Copy out each line below exactly as written.

• **PROVIDED ENTRIES**
###

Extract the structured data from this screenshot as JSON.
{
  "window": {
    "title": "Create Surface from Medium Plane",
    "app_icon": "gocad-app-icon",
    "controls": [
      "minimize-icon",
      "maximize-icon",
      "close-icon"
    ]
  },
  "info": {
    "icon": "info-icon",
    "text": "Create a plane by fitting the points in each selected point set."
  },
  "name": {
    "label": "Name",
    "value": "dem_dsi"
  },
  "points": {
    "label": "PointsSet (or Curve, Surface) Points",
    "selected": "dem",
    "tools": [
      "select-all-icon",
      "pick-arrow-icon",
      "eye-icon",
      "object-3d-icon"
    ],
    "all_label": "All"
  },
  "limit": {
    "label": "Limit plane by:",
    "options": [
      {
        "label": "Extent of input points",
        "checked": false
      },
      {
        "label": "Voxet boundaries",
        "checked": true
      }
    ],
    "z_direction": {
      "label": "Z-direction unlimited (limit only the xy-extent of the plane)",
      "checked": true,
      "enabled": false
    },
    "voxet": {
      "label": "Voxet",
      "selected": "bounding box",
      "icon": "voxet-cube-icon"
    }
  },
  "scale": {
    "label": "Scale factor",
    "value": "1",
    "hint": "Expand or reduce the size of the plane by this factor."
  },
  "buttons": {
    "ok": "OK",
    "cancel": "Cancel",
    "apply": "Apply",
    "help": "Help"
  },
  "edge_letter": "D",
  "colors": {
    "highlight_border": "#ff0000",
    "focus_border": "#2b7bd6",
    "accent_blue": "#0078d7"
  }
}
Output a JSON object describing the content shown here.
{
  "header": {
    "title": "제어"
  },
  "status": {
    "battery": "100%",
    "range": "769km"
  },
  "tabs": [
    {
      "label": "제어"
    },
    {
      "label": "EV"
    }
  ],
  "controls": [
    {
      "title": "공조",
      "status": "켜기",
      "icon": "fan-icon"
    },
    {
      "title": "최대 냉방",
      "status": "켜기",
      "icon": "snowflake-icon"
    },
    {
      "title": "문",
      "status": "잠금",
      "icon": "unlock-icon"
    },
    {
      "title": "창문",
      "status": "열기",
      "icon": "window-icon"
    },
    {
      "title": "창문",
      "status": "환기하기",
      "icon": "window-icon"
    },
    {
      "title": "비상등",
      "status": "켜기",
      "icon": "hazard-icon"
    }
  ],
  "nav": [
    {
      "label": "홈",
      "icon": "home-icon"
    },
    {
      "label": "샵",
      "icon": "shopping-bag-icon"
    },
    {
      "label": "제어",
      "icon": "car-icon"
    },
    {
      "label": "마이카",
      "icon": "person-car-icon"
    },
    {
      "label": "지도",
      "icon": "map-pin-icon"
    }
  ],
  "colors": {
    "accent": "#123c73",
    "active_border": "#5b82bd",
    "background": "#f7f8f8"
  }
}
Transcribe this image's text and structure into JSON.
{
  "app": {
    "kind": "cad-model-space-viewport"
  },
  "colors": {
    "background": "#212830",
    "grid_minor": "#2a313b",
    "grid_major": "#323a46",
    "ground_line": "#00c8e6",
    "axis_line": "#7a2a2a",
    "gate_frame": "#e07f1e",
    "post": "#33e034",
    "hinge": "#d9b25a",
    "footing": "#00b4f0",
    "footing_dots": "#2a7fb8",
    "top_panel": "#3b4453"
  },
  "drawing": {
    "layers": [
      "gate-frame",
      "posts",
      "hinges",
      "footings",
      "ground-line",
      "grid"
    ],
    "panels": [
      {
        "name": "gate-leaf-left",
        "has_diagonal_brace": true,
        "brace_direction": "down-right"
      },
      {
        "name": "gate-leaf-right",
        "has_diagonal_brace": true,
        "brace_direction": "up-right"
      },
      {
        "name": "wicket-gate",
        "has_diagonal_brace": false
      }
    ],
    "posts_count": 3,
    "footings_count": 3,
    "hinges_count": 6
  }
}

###

• **TASK ANSWER**
Extract the structured data from this screenshot as JSON.
{
  "window": {
    "title": "Create Surface from Medium Plane",
    "app_icon": "gocad-app-icon",
    "controls": [
      "minimize-icon",
      "maximize-icon",
      "close-icon"
    ]
  },
  "info": {
    "icon": "info-icon",
    "text": "Create a plane by fitting the points in each selected point set."
  },
  "name": {
    "label": "Name",
    "value": "dem_dsi"
  },
  "points": {
    "label": "PointsSet (or Curve, Surface) Points",
    "selected": "dem",
    "tools": [
      "select-all-icon",
      "pick-arrow-icon",
      "eye-icon",
      "object-3d-icon"
    ],
    "all_label": "All"
  },
  "limit": {
    "label": "Limit plane by:",
    "options": [
      {
        "label": "Extent of input points",
        "checked": false
      },
      {
        "label": "Voxet boundaries",
        "checked": true
      }
    ],
    "z_direction": {
      "label": "Z-direction unlimited (limit only the xy-extent of the plane)",
      "checked": true,
      "enabled": false
    },
    "voxet": {
      "label": "Voxet",
      "selected": "bounding box",
      "icon": "voxet-cube-icon"
    }
  },
  "scale": {
    "label": "Scale factor",
    "value": "1",
    "hint": "Expand or reduce the size of the plane by this factor."
  },
  "buttons": {
    "ok": "OK",
    "cancel": "Cancel",
    "apply": "Apply",
    "help": "Help"
  },
  "edge_letter": "D",
  "colors": {
    "highlight_border": "#ff0000",
    "focus_border": "#2b7bd6",
    "accent_blue": "#0078d7"
  }
}
Output a JSON object describing the content shown here.
{
  "header": {
    "title": "제어"
  },
  "status": {
    "battery": "100%",
    "range": "769km"
  },
  "tabs": [
    {
      "label": "제어"
    },
    {
      "label": "EV"
    }
  ],
  "controls": [
    {
      "title": "공조",
      "status": "켜기",
      "icon": "fan-icon"
    },
    {
      "title": "최대 냉방",
      "status": "켜기",
      "icon": "snowflake-icon"
    },
    {
      "title": "문",
      "status": "잠금",
      "icon": "unlock-icon"
    },
    {
      "title": "창문",
      "status": "열기",
      "icon": "window-icon"
    },
    {
      "title": "창문",
      "status": "환기하기",
      "icon": "window-icon"
    },
    {
      "title": "비상등",
      "status": "켜기",
      "icon": "hazard-icon"
    }
  ],
  "nav": [
    {
      "label": "홈",
      "icon": "home-icon"
    },
    {
      "label": "샵",
      "icon": "shopping-bag-icon"
    },
    {
      "label": "제어",
      "icon": "car-icon"
    },
    {
      "label": "마이카",
      "icon": "person-car-icon"
    },
    {
      "label": "지도",
      "icon": "map-pin-icon"
    }
  ],
  "colors": {
    "accent": "#123c73",
    "active_border": "#5b82bd",
    "background": "#f7f8f8"
  }
}
Transcribe this image's text and structure into JSON.
{
  "app": {
    "kind": "cad-model-space-viewport"
  },
  "colors": {
    "background": "#212830",
    "grid_minor": "#2a313b",
    "grid_major": "#323a46",
    "ground_line": "#00c8e6",
    "axis_line": "#7a2a2a",
    "gate_frame": "#e07f1e",
    "post": "#33e034",
    "hinge": "#d9b25a",
    "footing": "#00b4f0",
    "footing_dots": "#2a7fb8",
    "top_panel": "#3b4453"
  },
  "drawing": {
    "layers": [
      "gate-frame",
      "posts",
      "hinges",
      "footings",
      "ground-line",
      "grid"
    ],
    "panels": [
      {
        "name": "gate-leaf-left",
        "has_diagonal_brace": true,
        "brace_direction": "down-right"
      },
      {
        "name": "gate-leaf-right",
        "has_diagonal_brace": true,
        "brace_direction": "up-right"
      },
      {
        "name": "wicket-gate",
        "has_diagonal_brace": false
      }
    ],
    "posts_count": 3,
    "footings_count": 3,
    "hinges_count": 6
  }
}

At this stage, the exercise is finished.